At a horse event on Labor Day 2014, Charlotte's health was further impacted by a life threatening heat stroke resulting in an anoxic brain injury leaving her with compromised speech and mobility. Charlotte was in various recovery settings for 21 months over the last 2 years. During that time, countless compassionate health care providers crossed her path, providing outstanding medical care. The staff at Dartmouth Hitchcock (Lebanon and Keene, NH), the James A. Haley Veterans' Hospital Polytrauma Rehabilitation Center (Tampa, FL), Veterans Administration Medical Centers (White River Junction, VT; Boston, MA; Central Western MA) and Bayada Home Health Care (Brattleboro, VT) gave their best efforts to aid Charlotte in her rehabilitation. "Thank you" was Charlotte's most commonly used phrase as she worked to regain her voice and strength.
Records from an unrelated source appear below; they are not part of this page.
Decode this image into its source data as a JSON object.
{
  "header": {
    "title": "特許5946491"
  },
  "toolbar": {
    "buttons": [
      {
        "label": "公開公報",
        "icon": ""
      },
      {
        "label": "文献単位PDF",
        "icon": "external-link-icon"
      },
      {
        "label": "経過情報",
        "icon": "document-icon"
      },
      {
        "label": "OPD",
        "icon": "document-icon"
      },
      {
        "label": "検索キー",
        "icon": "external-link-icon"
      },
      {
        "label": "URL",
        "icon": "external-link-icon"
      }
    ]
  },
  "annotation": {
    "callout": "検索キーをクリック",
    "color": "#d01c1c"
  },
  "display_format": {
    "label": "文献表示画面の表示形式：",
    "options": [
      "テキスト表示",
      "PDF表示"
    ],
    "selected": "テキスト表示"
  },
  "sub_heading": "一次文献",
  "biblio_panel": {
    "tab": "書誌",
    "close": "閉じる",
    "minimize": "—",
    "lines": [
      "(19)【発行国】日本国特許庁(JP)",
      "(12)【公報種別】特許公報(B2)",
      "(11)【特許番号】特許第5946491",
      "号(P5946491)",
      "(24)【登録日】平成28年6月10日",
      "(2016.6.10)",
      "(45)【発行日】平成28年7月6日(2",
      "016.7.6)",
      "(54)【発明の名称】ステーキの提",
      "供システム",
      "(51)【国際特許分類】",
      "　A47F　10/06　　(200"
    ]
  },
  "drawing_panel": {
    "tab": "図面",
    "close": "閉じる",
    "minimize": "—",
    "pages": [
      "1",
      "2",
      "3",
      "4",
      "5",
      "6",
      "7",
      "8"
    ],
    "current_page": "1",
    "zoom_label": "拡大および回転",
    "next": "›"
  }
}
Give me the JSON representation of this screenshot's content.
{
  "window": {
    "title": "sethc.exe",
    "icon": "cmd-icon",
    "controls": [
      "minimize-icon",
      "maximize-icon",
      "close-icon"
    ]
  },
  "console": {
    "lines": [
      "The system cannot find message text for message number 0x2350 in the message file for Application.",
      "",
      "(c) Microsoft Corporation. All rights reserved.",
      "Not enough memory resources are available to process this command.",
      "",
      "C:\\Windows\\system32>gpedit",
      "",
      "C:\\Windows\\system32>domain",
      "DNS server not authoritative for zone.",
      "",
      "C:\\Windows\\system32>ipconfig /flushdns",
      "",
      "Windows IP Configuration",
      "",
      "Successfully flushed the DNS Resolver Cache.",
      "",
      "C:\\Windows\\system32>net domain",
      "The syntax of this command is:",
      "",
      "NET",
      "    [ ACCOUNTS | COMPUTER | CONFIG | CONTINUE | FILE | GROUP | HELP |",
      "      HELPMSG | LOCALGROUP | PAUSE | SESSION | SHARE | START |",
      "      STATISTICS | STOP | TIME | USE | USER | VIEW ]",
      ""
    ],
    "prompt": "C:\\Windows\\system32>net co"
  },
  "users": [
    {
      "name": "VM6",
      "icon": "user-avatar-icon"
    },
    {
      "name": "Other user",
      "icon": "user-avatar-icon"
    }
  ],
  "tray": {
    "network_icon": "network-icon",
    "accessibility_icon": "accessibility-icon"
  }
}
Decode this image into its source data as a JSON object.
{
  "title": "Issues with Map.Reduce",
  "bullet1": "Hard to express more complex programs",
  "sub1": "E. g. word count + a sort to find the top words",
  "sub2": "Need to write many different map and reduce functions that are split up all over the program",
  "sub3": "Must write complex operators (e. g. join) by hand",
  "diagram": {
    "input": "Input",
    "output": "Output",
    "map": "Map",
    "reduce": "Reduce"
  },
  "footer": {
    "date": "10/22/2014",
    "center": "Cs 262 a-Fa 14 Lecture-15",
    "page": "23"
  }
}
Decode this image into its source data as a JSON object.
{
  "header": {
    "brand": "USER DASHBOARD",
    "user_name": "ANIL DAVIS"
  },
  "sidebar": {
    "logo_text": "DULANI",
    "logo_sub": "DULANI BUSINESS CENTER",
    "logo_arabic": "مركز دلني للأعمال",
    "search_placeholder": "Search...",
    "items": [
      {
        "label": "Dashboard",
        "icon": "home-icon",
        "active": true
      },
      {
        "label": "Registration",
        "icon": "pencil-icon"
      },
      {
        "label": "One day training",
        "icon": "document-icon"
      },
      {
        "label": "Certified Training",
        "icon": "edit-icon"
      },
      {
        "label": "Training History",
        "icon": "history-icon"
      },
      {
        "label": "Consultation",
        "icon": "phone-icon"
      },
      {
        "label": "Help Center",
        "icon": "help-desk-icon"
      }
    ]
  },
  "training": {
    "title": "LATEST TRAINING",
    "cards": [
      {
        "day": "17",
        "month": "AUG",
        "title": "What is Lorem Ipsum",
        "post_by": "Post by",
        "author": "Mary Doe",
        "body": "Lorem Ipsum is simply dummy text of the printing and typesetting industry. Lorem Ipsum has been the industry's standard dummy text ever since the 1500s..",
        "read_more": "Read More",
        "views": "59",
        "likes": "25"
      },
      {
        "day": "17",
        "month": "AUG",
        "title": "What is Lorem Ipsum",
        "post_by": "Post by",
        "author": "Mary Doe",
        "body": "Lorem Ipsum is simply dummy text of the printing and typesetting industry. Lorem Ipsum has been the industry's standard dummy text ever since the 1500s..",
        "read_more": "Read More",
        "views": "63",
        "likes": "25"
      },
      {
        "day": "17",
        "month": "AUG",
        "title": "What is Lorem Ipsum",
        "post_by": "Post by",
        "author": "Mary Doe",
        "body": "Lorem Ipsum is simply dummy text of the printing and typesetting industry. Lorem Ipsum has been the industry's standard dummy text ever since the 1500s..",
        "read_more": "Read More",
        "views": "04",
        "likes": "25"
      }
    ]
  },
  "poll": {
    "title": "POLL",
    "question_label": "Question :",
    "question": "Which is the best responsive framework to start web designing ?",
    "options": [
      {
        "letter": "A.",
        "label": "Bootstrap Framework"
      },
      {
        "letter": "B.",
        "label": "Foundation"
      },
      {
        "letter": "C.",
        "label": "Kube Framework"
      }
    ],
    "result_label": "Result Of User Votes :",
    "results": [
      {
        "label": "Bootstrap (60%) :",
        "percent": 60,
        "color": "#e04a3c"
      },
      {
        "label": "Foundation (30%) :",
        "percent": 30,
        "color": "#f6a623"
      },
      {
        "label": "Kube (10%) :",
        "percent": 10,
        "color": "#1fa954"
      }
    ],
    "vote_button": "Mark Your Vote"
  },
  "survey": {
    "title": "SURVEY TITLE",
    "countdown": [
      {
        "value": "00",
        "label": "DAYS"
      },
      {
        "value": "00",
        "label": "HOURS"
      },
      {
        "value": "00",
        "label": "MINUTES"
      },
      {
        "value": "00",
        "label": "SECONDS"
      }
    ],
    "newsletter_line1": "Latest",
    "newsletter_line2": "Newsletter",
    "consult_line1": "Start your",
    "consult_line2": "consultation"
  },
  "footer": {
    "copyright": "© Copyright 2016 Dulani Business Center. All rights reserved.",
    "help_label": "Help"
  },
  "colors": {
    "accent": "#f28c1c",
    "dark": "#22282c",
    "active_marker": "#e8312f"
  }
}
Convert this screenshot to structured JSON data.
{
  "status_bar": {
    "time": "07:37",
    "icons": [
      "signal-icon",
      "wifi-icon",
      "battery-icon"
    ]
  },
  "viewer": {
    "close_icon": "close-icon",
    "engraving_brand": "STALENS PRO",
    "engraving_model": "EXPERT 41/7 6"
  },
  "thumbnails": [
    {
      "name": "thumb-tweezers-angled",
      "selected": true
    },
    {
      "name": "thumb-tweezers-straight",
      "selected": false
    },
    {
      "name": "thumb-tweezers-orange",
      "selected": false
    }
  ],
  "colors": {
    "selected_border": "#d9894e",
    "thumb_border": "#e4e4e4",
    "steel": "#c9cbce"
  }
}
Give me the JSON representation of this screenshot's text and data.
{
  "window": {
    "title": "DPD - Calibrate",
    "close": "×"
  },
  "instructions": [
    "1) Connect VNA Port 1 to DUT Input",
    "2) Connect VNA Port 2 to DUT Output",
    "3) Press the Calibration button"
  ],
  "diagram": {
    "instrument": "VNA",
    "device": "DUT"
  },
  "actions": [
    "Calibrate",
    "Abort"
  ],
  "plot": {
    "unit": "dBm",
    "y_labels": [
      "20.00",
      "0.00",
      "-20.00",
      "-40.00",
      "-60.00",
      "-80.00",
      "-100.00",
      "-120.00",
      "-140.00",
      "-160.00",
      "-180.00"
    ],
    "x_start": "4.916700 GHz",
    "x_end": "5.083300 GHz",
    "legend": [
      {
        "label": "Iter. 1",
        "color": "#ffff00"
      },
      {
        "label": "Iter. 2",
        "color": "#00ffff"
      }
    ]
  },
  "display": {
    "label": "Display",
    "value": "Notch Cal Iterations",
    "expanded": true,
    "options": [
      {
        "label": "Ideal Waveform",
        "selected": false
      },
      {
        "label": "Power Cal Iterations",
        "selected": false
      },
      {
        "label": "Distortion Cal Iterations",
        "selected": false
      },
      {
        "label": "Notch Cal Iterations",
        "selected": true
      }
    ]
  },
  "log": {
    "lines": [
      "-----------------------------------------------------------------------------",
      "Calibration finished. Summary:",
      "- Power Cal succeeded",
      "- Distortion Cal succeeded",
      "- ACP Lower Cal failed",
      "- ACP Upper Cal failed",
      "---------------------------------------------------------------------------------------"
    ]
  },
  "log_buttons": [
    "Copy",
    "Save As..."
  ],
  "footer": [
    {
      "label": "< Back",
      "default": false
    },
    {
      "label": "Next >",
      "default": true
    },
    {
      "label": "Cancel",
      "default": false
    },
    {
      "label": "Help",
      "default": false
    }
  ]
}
Charlotte remained involved with training and riding horses at Southern Vermont Therapeutic Riding Center (Wilmington, VT), the Chester Vietnam Veterans Warhorse PTSD Program (Chester, VT) and Full Circle Farm (Newport, NH). She found comfort in the familiarity of a horse's presence. Given Charlotte's years of equine experience, the therapeutic benefits from riding were an excellent match for her ongoing rehabilitative process. This form of physical and emotional therapy provided her with a well-deserved feeling of freedom. Charlotte's work ethic and independent spirit were an inspiration to many. Her determination was unparalleled. She muscled her wheelchair over rough terrain, raced a mile in a charity race for MARSOC (Marine Corps Special Operations Command) and participated in the Mark Dooley 5k in Wilmington, VT as recently as September 24, 2016. She soldiered on in her quest for independence in her life. In her own words, "unable to come to terms with being handicapped," Charlotte chose to take her own life on Friday, September 30, 2016 leaving behind her a legacy of courage and perseverance.

Charlotte is survived by her parents, Therese and Michael Marcy of Guilford, VT; her brother Major Paul Marcy USMC and his partner, Kate; special friend, Gabrielle; and many loving uncles, aunts, cousins and friends. A celebration of Charlotte's life and spirit will be held at the First Baptist Church (190 Main St., Brattleboro, VT) on Veterans Day, Friday, November 11, 2016 at 2pm. The service will be followed by a reception at the American Legion (32 Linden St, Brattleboro, VT). All are welcome to attend. Charlotte 's final resting place will be at the Vermont Veterans Cemetery (Randolph, VT) Her private burial service will be at a later date. As an ongoing tribute to Charlotte, The Charlotte Ann Marcy Memorial Fund has been established. This resource will support others in therapeutic riding and sports programs in honor of Charlotte's thoughtful nature, kinship with horses and openness to the process of healing. Donations can be sent to: The Charlotte Ann Marcy Memorial Fund, c/o Brattleboro Savings and Loan, PO Box 1010, Brattleboro, VT 05302.